▶ _AIM OF THE TASK_
Repeat the records below exactly, leaving out any pictures.

Excerpts from a dataset

__________

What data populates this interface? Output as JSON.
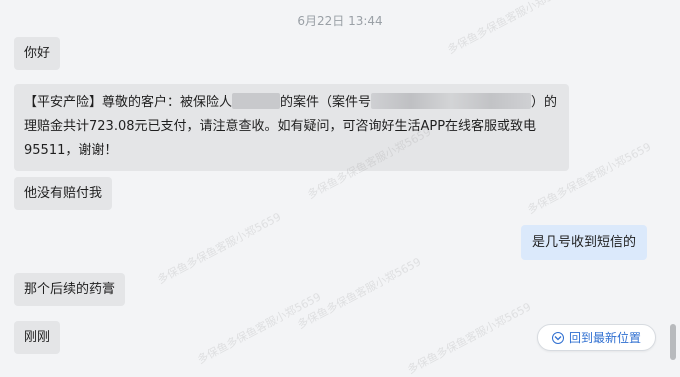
{
  "header": {
    "timestamp": "6月22日 13:44"
  },
  "messages": [
    {
      "side": "in",
      "text": "你好"
    },
    {
      "side": "in",
      "text_part1": "【平安产险】尊敬的客户：被保险人",
      "text_part2": "的案件（案件号",
      "text_part3": "）的理赔金共计723.08元已支付，请注意查收。如有疑问，可咨询好生活APP在线客服或致电95511，谢谢！"
    },
    {
      "side": "in",
      "text": "他没有赔付我"
    },
    {
      "side": "out",
      "text": "是几号收到短信的"
    },
    {
      "side": "in",
      "text": "那个后续的药膏"
    },
    {
      "side": "in",
      "text": "刚刚"
    }
  ],
  "jump_button": {
    "label": "回到最新位置",
    "icon": "chevron-down-icon"
  },
  "watermark": {
    "text": "多保鱼多保鱼客服小郑5659"
  },
  "colors": {
    "incoming_bubble": "#e4e5e7",
    "outgoing_bubble": "#dbe9fb",
    "accent": "#2f6fd1"
  }
}
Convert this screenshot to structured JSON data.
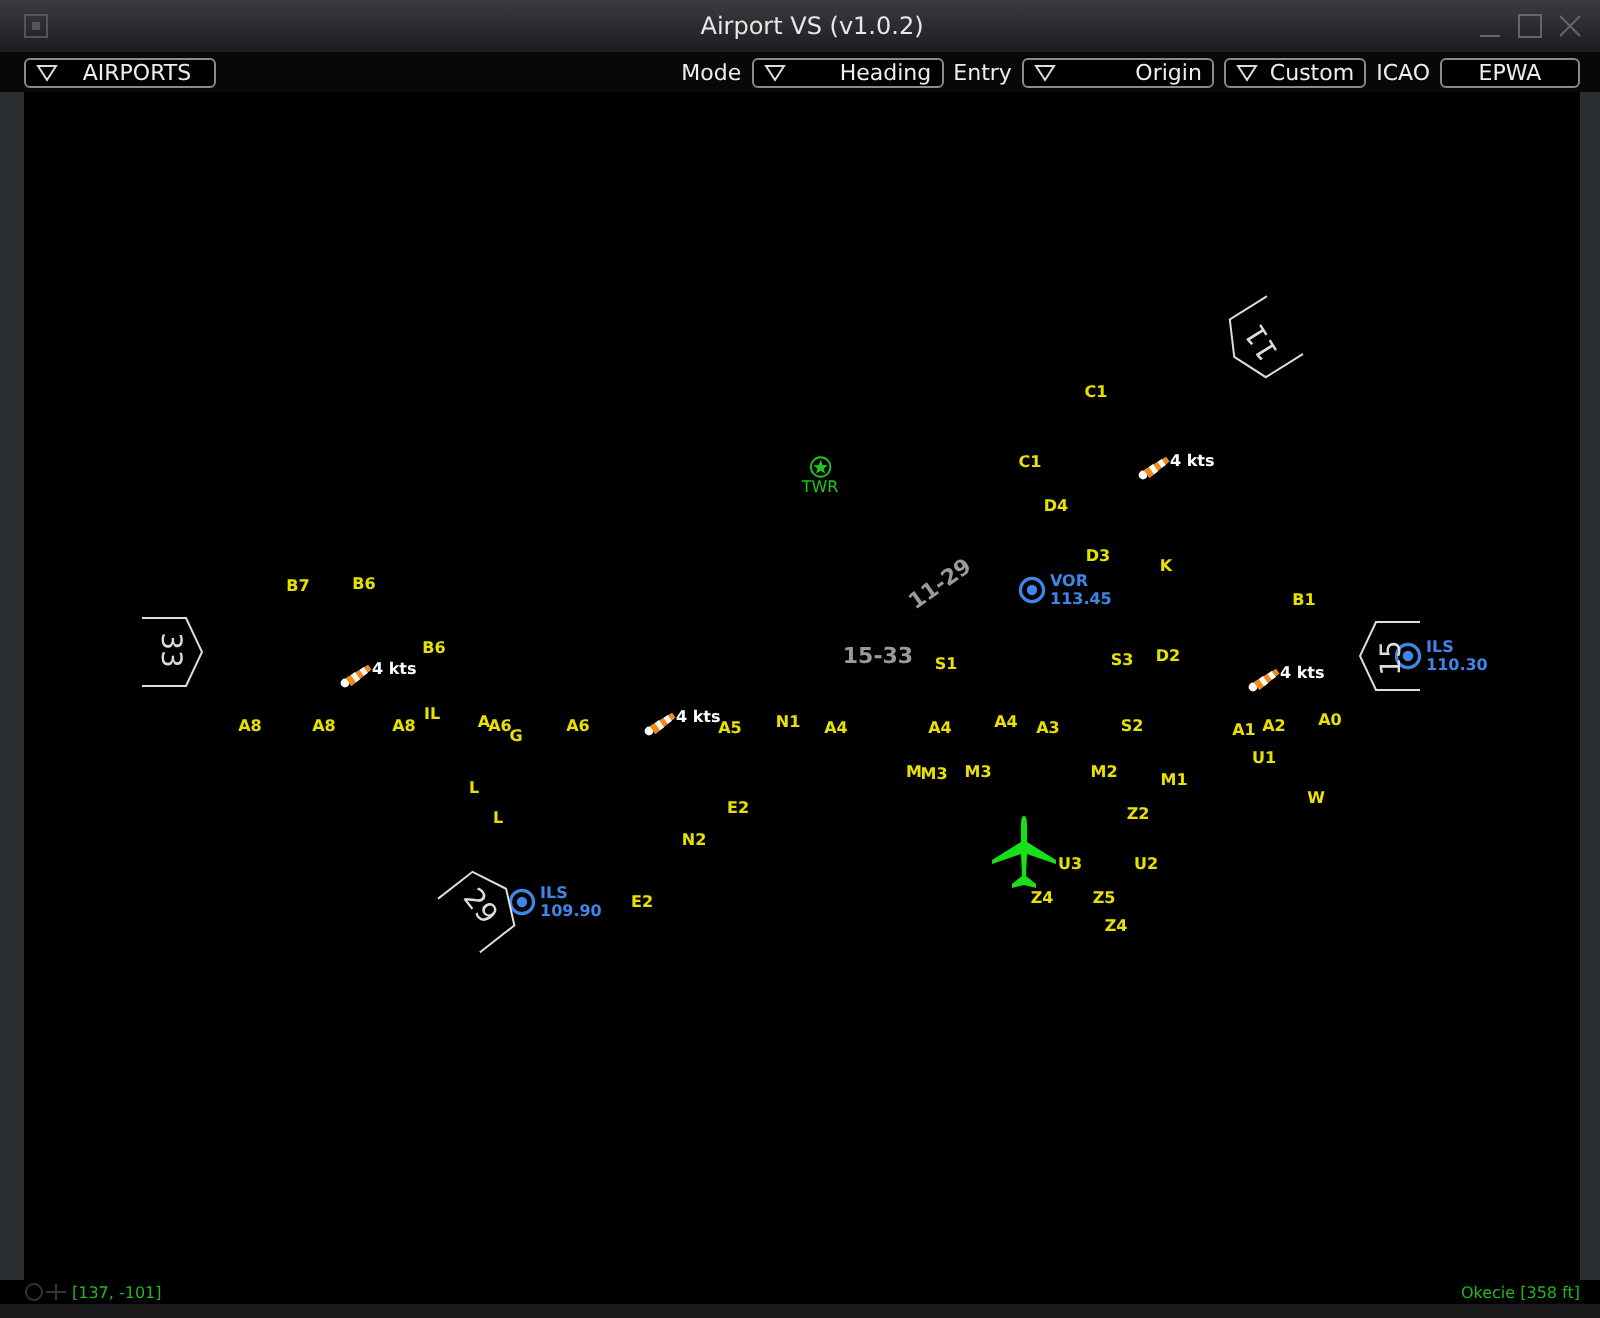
{
  "window": {
    "title": "Airport VS (v1.0.2)"
  },
  "toolbar": [
    {
      "kind": "dropdown",
      "value": "AIRPORTS"
    },
    {
      "kind": "label",
      "value": "Mode"
    },
    {
      "kind": "dropdown",
      "value": "Heading"
    },
    {
      "kind": "label",
      "value": "Entry"
    },
    {
      "kind": "dropdown",
      "value": "Origin"
    },
    {
      "kind": "dropdown",
      "value": "Custom"
    },
    {
      "kind": "label",
      "value": "ICAO"
    },
    {
      "kind": "field",
      "value": "EPWA"
    }
  ],
  "map": {
    "taxiways": [
      "C1",
      "C1",
      "D4",
      "D3",
      "K",
      "B1",
      "S3",
      "D2",
      "S1",
      "B7",
      "B6",
      "B6",
      "A8",
      "A8",
      "A8",
      "IL",
      "A",
      "A6",
      "G",
      "A6",
      "A5",
      "N1",
      "A4",
      "A4",
      "A4",
      "A3",
      "S2",
      "A1",
      "A2",
      "A0",
      "U1",
      "M",
      "M3",
      "M3",
      "M2",
      "M1",
      "W",
      "L",
      "L",
      "E2",
      "N2",
      "Z2",
      "U3",
      "U2",
      "Z4",
      "Z5",
      "Z4",
      "E2"
    ],
    "windsocks": [
      {
        "speed": "4 kts"
      },
      {
        "speed": "4 kts"
      },
      {
        "speed": "4 kts"
      },
      {
        "speed": "4 kts"
      }
    ],
    "navaids": [
      {
        "ident": "VOR",
        "freq": "113.45"
      },
      {
        "ident": "ILS",
        "freq": "109.90"
      },
      {
        "ident": "ILS",
        "freq": "110.30"
      }
    ],
    "tower": {
      "label": "TWR"
    },
    "runway_labels": [
      "11-29",
      "15-33"
    ],
    "runway_ends": [
      "33",
      "15",
      "11",
      "29"
    ]
  },
  "status_bar": {
    "cursor": "[137, -101]",
    "airport": "Okecie [358 ft]"
  }
}
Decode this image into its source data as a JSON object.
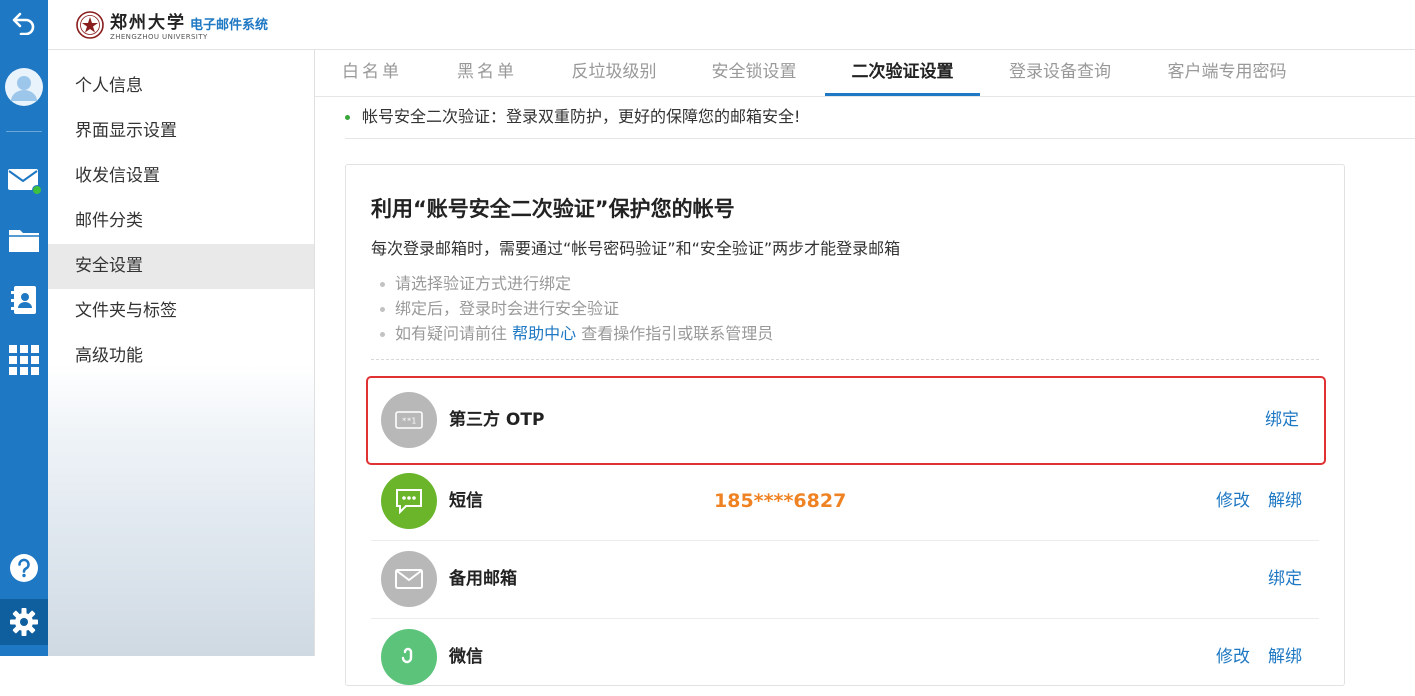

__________

▶ _RESULT FOR THIS TASK_
What data populates this interface? Output as JSON.
{
  "header": {
    "timestamp": "6月22日 13:44"
  },
  "messages": [
    {
      "side": "in",
      "text": "你好"
    },
    {
      "side": "in",
      "text_part1": "【平安产险】尊敬的客户：被保险人",
      "text_part2": "的案件（案件号",
      "text_part3": "）的理赔金共计723.08元已支付，请注意查收。如有疑问，可咨询好生活APP在线客服或致电95511，谢谢！"
    },
    {
      "side": "in",
      "text": "他没有赔付我"
    },
    {
      "side": "out",
      "text": "是几号收到短信的"
    },
    {
      "side": "in",
      "text": "那个后续的药膏"
    },
    {
      "side": "in",
      "text": "刚刚"
    }
  ],
  "jump_button": {
    "label": "回到最新位置",
    "icon": "chevron-down-icon"
  },
  "watermark": {
    "text": "多保鱼多保鱼客服小郑5659"
  },
  "colors": {
    "incoming_bubble": "#e4e5e7",
    "outgoing_bubble": "#dbe9fb",
    "accent": "#2f6fd1"
  }
}
Convert this screenshot to structured JSON data.
{
  "window": {
    "title": "Airport VS (v1.0.2)"
  },
  "toolbar": [
    {
      "kind": "dropdown",
      "value": "AIRPORTS"
    },
    {
      "kind": "label",
      "value": "Mode"
    },
    {
      "kind": "dropdown",
      "value": "Heading"
    },
    {
      "kind": "label",
      "value": "Entry"
    },
    {
      "kind": "dropdown",
      "value": "Origin"
    },
    {
      "kind": "dropdown",
      "value": "Custom"
    },
    {
      "kind": "label",
      "value": "ICAO"
    },
    {
      "kind": "field",
      "value": "EPWA"
    }
  ],
  "map": {
    "taxiways": [
      "C1",
      "C1",
      "D4",
      "D3",
      "K",
      "B1",
      "S3",
      "D2",
      "S1",
      "B7",
      "B6",
      "B6",
      "A8",
      "A8",
      "A8",
      "IL",
      "A",
      "A6",
      "G",
      "A6",
      "A5",
      "N1",
      "A4",
      "A4",
      "A4",
      "A3",
      "S2",
      "A1",
      "A2",
      "A0",
      "U1",
      "M",
      "M3",
      "M3",
      "M2",
      "M1",
      "W",
      "L",
      "L",
      "E2",
      "N2",
      "Z2",
      "U3",
      "U2",
      "Z4",
      "Z5",
      "Z4",
      "E2"
    ],
    "windsocks": [
      {
        "speed": "4 kts"
      },
      {
        "speed": "4 kts"
      },
      {
        "speed": "4 kts"
      },
      {
        "speed": "4 kts"
      }
    ],
    "navaids": [
      {
        "ident": "VOR",
        "freq": "113.45"
      },
      {
        "ident": "ILS",
        "freq": "109.90"
      },
      {
        "ident": "ILS",
        "freq": "110.30"
      }
    ],
    "tower": {
      "label": "TWR"
    },
    "runway_labels": [
      "11-29",
      "15-33"
    ],
    "runway_ends": [
      "33",
      "15",
      "11",
      "29"
    ]
  },
  "status_bar": {
    "cursor": "[137, -101]",
    "airport": "Okecie [358 ft]"
  }
}
Decode this image into its source data as a JSON object.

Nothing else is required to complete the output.